Your assignment ▸ Among the entries below, find each line holding "stars" and return it.

=== Begin Enclosure ===

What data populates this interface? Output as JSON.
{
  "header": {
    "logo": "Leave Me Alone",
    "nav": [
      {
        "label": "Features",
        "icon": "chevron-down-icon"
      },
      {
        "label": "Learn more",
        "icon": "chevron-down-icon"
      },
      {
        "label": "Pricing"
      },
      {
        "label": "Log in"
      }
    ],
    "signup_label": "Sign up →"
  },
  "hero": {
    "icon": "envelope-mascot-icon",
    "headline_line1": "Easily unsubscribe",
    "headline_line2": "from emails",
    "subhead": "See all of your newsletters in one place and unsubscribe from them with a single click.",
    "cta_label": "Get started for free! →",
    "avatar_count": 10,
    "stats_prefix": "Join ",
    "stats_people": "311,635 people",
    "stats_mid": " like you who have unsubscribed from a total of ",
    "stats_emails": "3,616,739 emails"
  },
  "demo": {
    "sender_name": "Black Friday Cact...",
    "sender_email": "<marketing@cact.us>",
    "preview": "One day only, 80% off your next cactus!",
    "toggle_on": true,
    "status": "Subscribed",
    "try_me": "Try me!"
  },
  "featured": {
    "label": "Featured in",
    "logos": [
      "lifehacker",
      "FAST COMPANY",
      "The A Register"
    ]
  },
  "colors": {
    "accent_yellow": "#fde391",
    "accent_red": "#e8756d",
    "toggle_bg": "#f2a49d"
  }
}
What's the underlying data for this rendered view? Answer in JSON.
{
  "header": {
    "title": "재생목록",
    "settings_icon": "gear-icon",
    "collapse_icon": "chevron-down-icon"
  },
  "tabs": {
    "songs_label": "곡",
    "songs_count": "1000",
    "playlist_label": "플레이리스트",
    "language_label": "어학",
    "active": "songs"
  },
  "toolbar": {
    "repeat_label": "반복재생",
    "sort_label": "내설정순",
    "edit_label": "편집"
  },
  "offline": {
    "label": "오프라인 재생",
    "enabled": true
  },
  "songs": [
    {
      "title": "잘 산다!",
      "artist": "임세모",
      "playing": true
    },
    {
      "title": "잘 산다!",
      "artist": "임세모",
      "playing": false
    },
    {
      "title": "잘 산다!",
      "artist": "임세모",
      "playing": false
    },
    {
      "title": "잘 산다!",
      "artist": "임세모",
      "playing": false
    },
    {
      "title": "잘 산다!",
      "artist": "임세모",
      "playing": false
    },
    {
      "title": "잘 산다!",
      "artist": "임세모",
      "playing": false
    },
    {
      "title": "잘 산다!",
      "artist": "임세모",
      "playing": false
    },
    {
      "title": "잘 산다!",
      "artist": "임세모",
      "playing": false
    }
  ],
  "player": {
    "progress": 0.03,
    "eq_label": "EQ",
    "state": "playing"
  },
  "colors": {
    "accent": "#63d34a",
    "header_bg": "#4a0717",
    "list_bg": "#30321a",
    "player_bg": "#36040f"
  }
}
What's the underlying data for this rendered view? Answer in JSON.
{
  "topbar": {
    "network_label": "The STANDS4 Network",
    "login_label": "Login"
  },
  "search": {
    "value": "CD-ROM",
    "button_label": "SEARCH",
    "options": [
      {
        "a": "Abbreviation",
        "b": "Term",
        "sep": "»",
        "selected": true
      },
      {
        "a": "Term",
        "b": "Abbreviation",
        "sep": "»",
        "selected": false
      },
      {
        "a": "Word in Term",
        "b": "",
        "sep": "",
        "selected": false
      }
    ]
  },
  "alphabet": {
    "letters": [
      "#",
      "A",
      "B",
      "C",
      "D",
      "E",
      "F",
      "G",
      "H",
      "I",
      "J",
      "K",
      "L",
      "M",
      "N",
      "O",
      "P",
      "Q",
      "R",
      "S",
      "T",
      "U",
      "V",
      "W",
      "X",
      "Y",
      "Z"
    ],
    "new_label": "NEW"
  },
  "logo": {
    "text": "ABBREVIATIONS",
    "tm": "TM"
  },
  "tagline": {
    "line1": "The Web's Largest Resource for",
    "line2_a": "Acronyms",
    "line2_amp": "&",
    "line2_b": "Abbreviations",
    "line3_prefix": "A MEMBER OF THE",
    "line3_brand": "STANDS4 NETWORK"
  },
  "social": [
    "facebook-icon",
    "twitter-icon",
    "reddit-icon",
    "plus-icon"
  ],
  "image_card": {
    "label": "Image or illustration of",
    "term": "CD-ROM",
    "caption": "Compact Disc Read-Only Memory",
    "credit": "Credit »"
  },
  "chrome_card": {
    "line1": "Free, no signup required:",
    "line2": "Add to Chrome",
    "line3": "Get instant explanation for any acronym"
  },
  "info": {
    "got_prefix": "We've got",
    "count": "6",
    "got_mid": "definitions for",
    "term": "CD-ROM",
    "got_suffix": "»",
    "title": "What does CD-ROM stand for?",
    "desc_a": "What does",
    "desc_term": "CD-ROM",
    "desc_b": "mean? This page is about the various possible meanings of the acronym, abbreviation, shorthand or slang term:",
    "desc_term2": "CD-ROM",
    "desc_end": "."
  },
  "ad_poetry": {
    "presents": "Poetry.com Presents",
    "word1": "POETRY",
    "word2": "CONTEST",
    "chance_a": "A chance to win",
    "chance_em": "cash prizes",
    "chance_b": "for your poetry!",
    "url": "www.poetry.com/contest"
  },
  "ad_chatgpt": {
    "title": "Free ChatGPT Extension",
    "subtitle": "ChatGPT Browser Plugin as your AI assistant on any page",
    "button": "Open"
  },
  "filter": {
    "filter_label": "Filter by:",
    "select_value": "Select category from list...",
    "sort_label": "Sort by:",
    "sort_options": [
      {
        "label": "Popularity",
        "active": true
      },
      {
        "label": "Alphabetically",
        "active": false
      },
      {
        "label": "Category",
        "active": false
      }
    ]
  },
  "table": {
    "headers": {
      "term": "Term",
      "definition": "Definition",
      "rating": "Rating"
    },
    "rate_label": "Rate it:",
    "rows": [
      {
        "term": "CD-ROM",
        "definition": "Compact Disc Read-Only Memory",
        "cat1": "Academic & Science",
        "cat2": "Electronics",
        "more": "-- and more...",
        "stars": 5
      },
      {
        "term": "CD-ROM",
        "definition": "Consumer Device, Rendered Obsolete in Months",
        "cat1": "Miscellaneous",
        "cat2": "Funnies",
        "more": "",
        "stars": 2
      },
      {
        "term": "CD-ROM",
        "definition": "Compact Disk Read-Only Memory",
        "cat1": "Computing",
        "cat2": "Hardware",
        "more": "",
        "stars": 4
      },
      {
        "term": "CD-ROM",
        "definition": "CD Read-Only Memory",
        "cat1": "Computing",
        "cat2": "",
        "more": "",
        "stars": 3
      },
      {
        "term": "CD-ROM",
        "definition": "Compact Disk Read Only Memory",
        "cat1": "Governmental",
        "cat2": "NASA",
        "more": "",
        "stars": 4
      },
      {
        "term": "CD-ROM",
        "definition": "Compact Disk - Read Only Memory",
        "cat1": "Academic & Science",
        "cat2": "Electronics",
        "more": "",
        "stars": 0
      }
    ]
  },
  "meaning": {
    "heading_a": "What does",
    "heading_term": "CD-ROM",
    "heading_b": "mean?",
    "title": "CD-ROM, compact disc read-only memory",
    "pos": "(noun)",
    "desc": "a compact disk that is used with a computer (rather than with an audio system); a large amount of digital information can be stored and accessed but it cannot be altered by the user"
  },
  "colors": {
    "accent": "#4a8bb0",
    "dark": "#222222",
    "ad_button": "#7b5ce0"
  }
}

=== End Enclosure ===

Task result ▸
        "stars": 5
        "stars": 2
        "stars": 4
        "stars": 3
        "stars": 4
        "stars": 0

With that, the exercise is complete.